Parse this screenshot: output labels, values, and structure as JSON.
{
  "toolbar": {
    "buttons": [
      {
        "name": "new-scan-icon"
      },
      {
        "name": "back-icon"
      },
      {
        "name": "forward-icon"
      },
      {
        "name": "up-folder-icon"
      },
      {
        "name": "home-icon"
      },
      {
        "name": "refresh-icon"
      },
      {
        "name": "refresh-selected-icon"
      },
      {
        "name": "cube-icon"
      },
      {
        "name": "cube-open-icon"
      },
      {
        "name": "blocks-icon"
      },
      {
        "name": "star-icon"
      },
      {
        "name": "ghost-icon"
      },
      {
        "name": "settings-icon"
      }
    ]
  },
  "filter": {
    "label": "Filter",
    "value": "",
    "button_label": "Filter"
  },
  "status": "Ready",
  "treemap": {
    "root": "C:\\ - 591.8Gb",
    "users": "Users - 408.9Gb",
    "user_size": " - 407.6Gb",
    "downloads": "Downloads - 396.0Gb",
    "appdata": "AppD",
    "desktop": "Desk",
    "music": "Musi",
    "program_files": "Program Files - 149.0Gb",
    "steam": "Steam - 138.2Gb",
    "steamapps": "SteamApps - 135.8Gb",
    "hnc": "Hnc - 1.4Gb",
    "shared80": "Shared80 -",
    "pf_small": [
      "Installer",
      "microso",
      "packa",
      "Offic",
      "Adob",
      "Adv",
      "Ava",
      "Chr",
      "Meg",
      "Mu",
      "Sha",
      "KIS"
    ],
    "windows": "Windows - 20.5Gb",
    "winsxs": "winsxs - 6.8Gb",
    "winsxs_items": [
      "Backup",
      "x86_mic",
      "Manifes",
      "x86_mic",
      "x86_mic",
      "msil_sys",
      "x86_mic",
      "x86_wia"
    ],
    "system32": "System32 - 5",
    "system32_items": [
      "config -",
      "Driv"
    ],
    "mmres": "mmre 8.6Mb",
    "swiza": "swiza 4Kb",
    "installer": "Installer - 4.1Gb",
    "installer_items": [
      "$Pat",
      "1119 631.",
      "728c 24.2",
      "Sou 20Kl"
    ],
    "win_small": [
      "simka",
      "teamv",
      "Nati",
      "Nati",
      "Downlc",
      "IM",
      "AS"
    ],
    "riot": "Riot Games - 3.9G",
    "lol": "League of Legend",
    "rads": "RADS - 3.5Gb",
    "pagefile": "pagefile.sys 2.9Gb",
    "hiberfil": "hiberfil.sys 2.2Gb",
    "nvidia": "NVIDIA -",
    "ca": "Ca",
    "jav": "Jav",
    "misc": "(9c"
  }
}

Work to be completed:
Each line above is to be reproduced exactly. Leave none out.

Solution to the exercise:
Parse this screenshot: output labels, values, and structure as JSON.
{
  "toolbar": {
    "buttons": [
      {
        "name": "new-scan-icon"
      },
      {
        "name": "back-icon"
      },
      {
        "name": "forward-icon"
      },
      {
        "name": "up-folder-icon"
      },
      {
        "name": "home-icon"
      },
      {
        "name": "refresh-icon"
      },
      {
        "name": "refresh-selected-icon"
      },
      {
        "name": "cube-icon"
      },
      {
        "name": "cube-open-icon"
      },
      {
        "name": "blocks-icon"
      },
      {
        "name": "star-icon"
      },
      {
        "name": "ghost-icon"
      },
      {
        "name": "settings-icon"
      }
    ]
  },
  "filter": {
    "label": "Filter",
    "value": "",
    "button_label": "Filter"
  },
  "status": "Ready",
  "treemap": {
    "root": "C:\\ - 591.8Gb",
    "users": "Users - 408.9Gb",
    "user_size": " - 407.6Gb",
    "downloads": "Downloads - 396.0Gb",
    "appdata": "AppD",
    "desktop": "Desk",
    "music": "Musi",
    "program_files": "Program Files - 149.0Gb",
    "steam": "Steam - 138.2Gb",
    "steamapps": "SteamApps - 135.8Gb",
    "hnc": "Hnc - 1.4Gb",
    "shared80": "Shared80 -",
    "pf_small": [
      "Installer",
      "microso",
      "packa",
      "Offic",
      "Adob",
      "Adv",
      "Ava",
      "Chr",
      "Meg",
      "Mu",
      "Sha",
      "KIS"
    ],
    "windows": "Windows - 20.5Gb",
    "winsxs": "winsxs - 6.8Gb",
    "winsxs_items": [
      "Backup",
      "x86_mic",
      "Manifes",
      "x86_mic",
      "x86_mic",
      "msil_sys",
      "x86_mic",
      "x86_wia"
    ],
    "system32": "System32 - 5",
    "system32_items": [
      "config -",
      "Driv"
    ],
    "mmres": "mmre 8.6Mb",
    "swiza": "swiza 4Kb",
    "installer": "Installer - 4.1Gb",
    "installer_items": [
      "$Pat",
      "1119 631.",
      "728c 24.2",
      "Sou 20Kl"
    ],
    "win_small": [
      "simka",
      "teamv",
      "Nati",
      "Nati",
      "Downlc",
      "IM",
      "AS"
    ],
    "riot": "Riot Games - 3.9G",
    "lol": "League of Legend",
    "rads": "RADS - 3.5Gb",
    "pagefile": "pagefile.sys 2.9Gb",
    "hiberfil": "hiberfil.sys 2.2Gb",
    "nvidia": "NVIDIA -",
    "ca": "Ca",
    "jav": "Jav",
    "misc": "(9c"
  }
}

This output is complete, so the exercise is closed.